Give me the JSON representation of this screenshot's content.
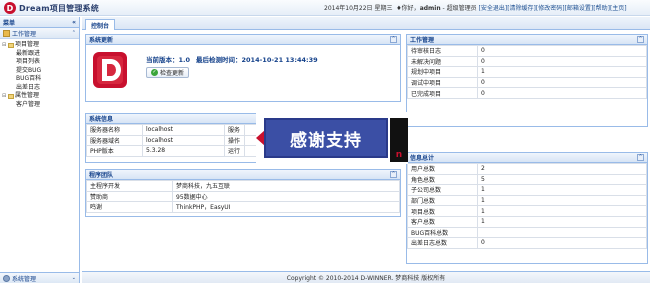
{
  "header": {
    "logo_letter": "D",
    "app_title": "Dream项目管理系统",
    "date": "2014年10月22日 星期三",
    "greeting": "你好，",
    "username": "admin",
    "role": " - 超级管理员",
    "links": [
      "[安全退出]",
      "[清除缓存]",
      "[修改密码]",
      "[邮箱设置]",
      "[帮助]",
      "[主页]"
    ]
  },
  "sidebar": {
    "title": "菜单",
    "collapse_icon": "«",
    "section_title": "工作管理",
    "tree": [
      {
        "label": "项目管理",
        "children": [
          "最新跟进",
          "项目列表",
          "提交BUG",
          "BUG百科",
          "出差日志"
        ]
      },
      {
        "label": "属性管理",
        "children": [
          "客户管理"
        ]
      }
    ],
    "footer_title": "系统管理"
  },
  "tabs": [
    "控制台"
  ],
  "system_update": {
    "title": "系统更新",
    "logo_letter": "D",
    "version_label": "当前版本：1.0",
    "last_check": "最后检测时间：2014-10-21 13:44:39",
    "check_button": "检查更新"
  },
  "system_info": {
    "title": "系统信息",
    "rows": [
      [
        "服务器名称",
        "localhost",
        "服务",
        ""
      ],
      [
        "服务器域名",
        "localhost",
        "操作",
        ""
      ],
      [
        "PHP版本",
        "5.3.28",
        "运行",
        ""
      ]
    ]
  },
  "dev_team": {
    "title": "程序团队",
    "rows": [
      [
        "主程序开发",
        "梦商科技，九五互联"
      ],
      [
        "赞助商",
        "95数据中心"
      ],
      [
        "鸣谢",
        "ThinkPHP，EasyUI"
      ]
    ]
  },
  "work_management": {
    "title": "工作管理",
    "rows": [
      [
        "待审核日志",
        "0"
      ],
      [
        "未解决问题",
        "0"
      ],
      [
        "规划中项目",
        "1"
      ],
      [
        "调试中项目",
        "0"
      ],
      [
        "已完成项目",
        "0"
      ]
    ]
  },
  "info_stats": {
    "title": "信息总计",
    "rows": [
      [
        "用户总数",
        "2"
      ],
      [
        "角色总数",
        "5"
      ],
      [
        "子公司总数",
        "1"
      ],
      [
        "部门总数",
        "1"
      ],
      [
        "项目总数",
        "1"
      ],
      [
        "客户总数",
        "1"
      ],
      [
        "BUG百科总数",
        ""
      ],
      [
        "出差日志总数",
        "0"
      ]
    ]
  },
  "overlay": {
    "text": "感谢支持",
    "side_text": "n"
  },
  "footer": {
    "copyright": "Copyright © 2010-2014 D-WINNER. 梦商科技 版权所有"
  },
  "colors": {
    "accent": "#15428b",
    "border": "#99bbe8",
    "brand_red": "#c8102e",
    "overlay_blue": "#3b4fa5"
  }
}
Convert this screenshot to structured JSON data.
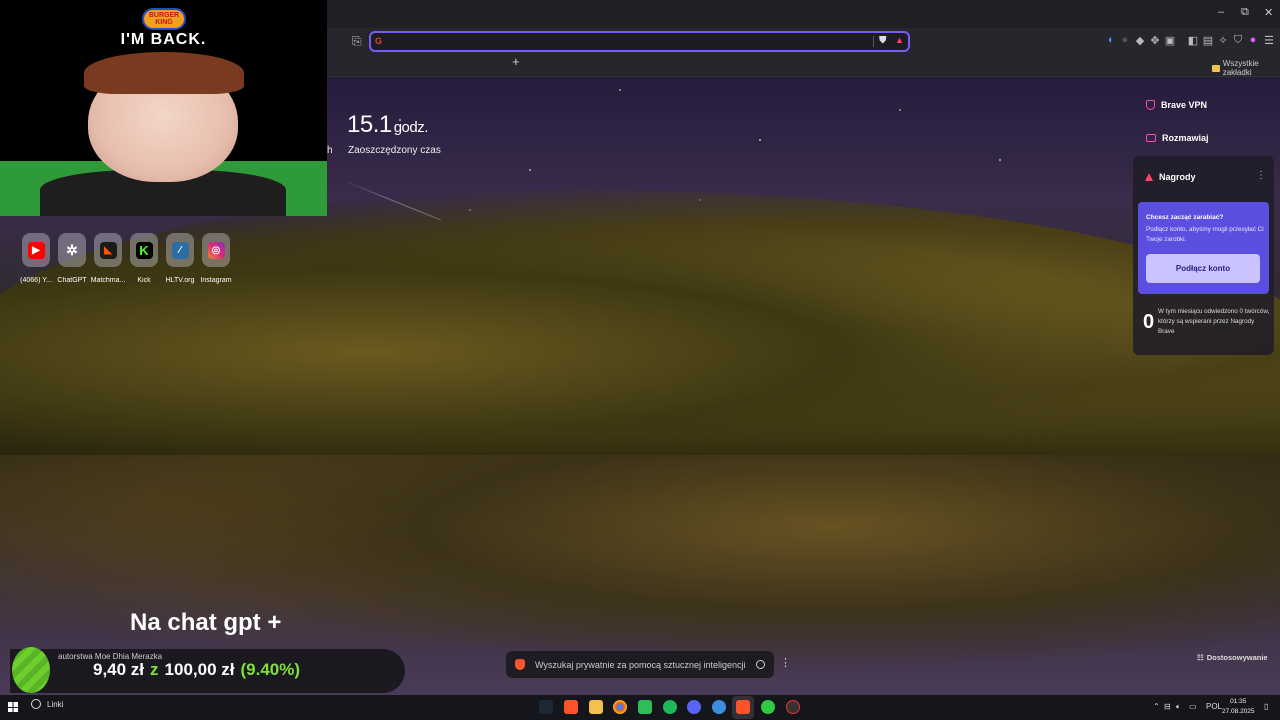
{
  "webcam": {
    "overlay_title": "I'M BACK.",
    "badge_text": "BURGER KING"
  },
  "browser": {
    "window_controls": {
      "minimize": "–",
      "maximize": "⧉",
      "close": "✕"
    },
    "urlbar": {
      "value": "",
      "placeholder": ""
    },
    "bookmarks_bar": {
      "all_bookmarks": "Wszystkie zakładki"
    }
  },
  "stats": {
    "time_saved_value": "15.1",
    "time_saved_unit": "godz.",
    "time_saved_label": "Zaoszczędzony czas",
    "truncated_prefix": "h"
  },
  "top_sites": [
    {
      "label": "(4066) Y...",
      "icon": "youtube-icon",
      "color": "#ff0000"
    },
    {
      "label": "ChatGPT",
      "icon": "chatgpt-icon",
      "color": "#ffffff"
    },
    {
      "label": "Matchma...",
      "icon": "faceit-icon",
      "color": "#ff5500"
    },
    {
      "label": "Kick",
      "icon": "kick-icon",
      "color": "#53fc18"
    },
    {
      "label": "HLTV.org",
      "icon": "hltv-icon",
      "color": "#2d6da3"
    },
    {
      "label": "Instagram",
      "icon": "instagram-icon",
      "color": "#d6249f"
    }
  ],
  "right_panel": {
    "vpn": "Brave VPN",
    "chat": "Rozmawiaj",
    "rewards": {
      "title": "Nagrody",
      "prompt_title": "Chcesz zacząć zarabiać?",
      "prompt_text": "Podłącz konto, abyśmy mogli przesyłać Ci Twoje zarobki.",
      "connect_button": "Podłącz konto",
      "creators_count": "0",
      "creators_text": "W tym miesiącu odwiedzono 0 twórców, którzy są wspierani przez Nagrody Brave"
    }
  },
  "overlay": {
    "stream_text": "Na chat gpt +",
    "donation_author": "autorstwa Moe Dhia Merazka",
    "donation_current": "9,40 zł",
    "donation_sep": "z",
    "donation_goal": "100,00 zł",
    "donation_percent": "(9.40%)"
  },
  "ai_search": {
    "placeholder": "Wyszukaj prywatnie za pomocą sztucznej inteligencji"
  },
  "customize_label": "Dostosowywanie",
  "taskbar": {
    "search_label": "Linki",
    "language": "POL",
    "time": "01:35",
    "date": "27.08.2025"
  },
  "colors": {
    "accent": "#7b5cf0",
    "rewards_box": "#5b4fe0",
    "donation_green": "#7ee03a"
  }
}
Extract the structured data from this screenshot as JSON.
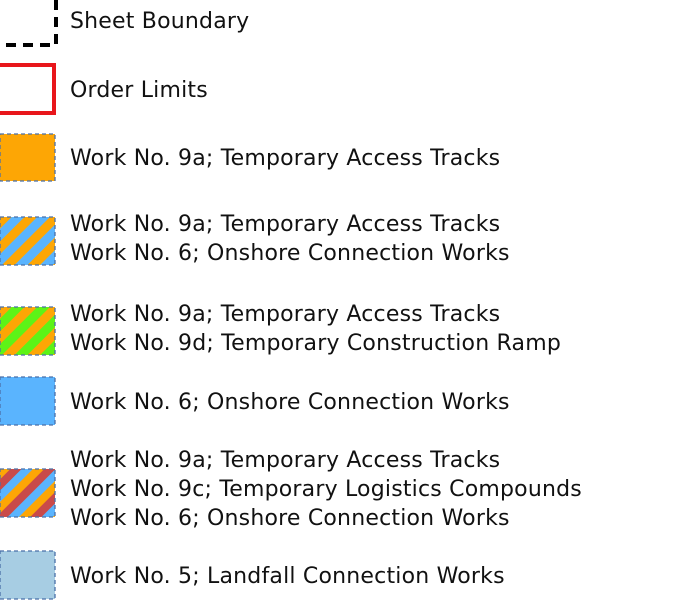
{
  "legend": {
    "items": [
      {
        "key": "sheet-boundary",
        "swatch": "dashed-outline",
        "colors": [
          "#000000"
        ],
        "lines": [
          "Sheet Boundary"
        ]
      },
      {
        "key": "order-limits",
        "swatch": "solid-outline",
        "colors": [
          "#e8161b"
        ],
        "lines": [
          "Order Limits"
        ]
      },
      {
        "key": "work-9a",
        "swatch": "fill",
        "colors": [
          "#fda605"
        ],
        "lines": [
          "Work No. 9a; Temporary Access Tracks"
        ]
      },
      {
        "key": "work-9a-6",
        "swatch": "stripes",
        "colors": [
          "#fda605",
          "#5ab4fe"
        ],
        "lines": [
          "Work No. 9a; Temporary Access Tracks",
          "Work No. 6; Onshore Connection Works"
        ]
      },
      {
        "key": "work-9a-9d",
        "swatch": "stripes",
        "colors": [
          "#fda605",
          "#5df317"
        ],
        "lines": [
          "Work No. 9a; Temporary Access Tracks",
          "Work No. 9d; Temporary Construction Ramp"
        ]
      },
      {
        "key": "work-6",
        "swatch": "fill",
        "colors": [
          "#5ab4fe"
        ],
        "lines": [
          "Work No. 6; Onshore Connection Works"
        ]
      },
      {
        "key": "work-9a-9c-6",
        "swatch": "stripes",
        "colors": [
          "#fda605",
          "#c94a4a",
          "#5ab4fe"
        ],
        "lines": [
          "Work No. 9a; Temporary Access Tracks",
          "Work No. 9c; Temporary Logistics Compounds",
          "Work No. 6; Onshore Connection Works"
        ]
      },
      {
        "key": "work-5",
        "swatch": "fill",
        "colors": [
          "#a7cde3"
        ],
        "lines": [
          "Work No. 5; Landfall Connection Works"
        ]
      }
    ]
  }
}
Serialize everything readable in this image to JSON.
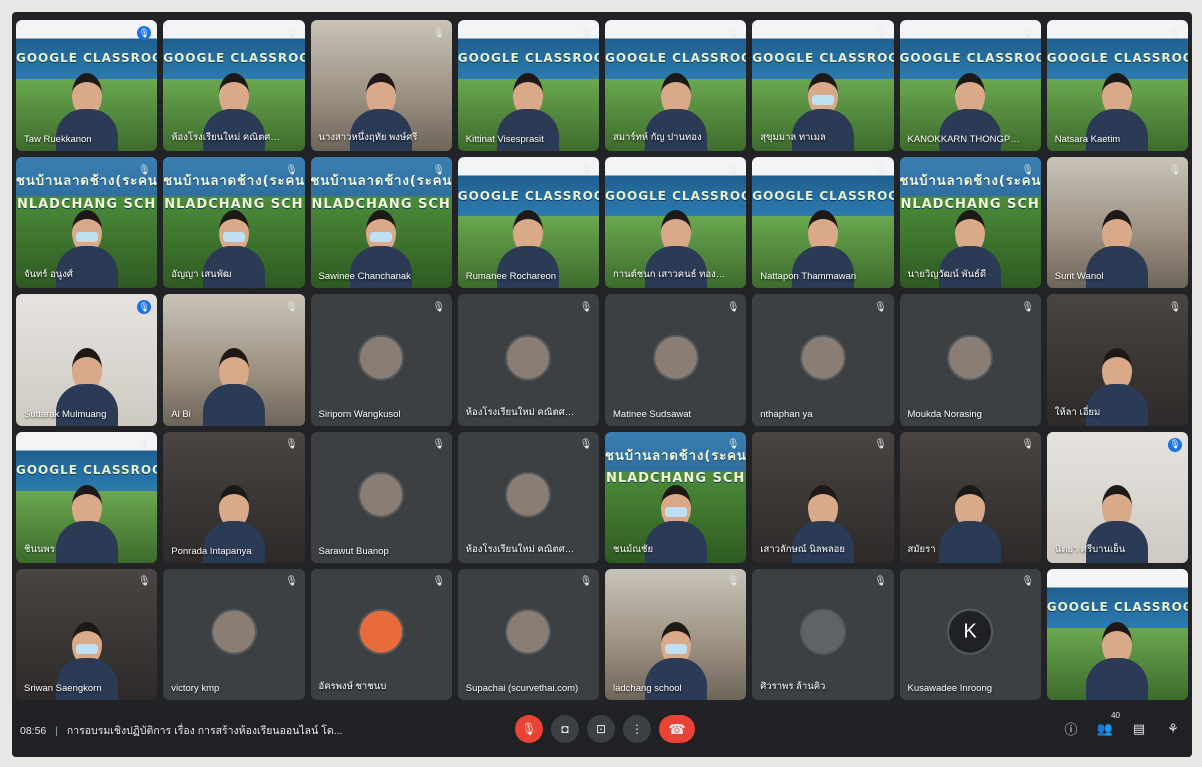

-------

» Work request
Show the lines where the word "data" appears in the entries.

» Worked solution
Convert this screenshot to structured JSON data.
Extract the structured data from this screenshot as JSON.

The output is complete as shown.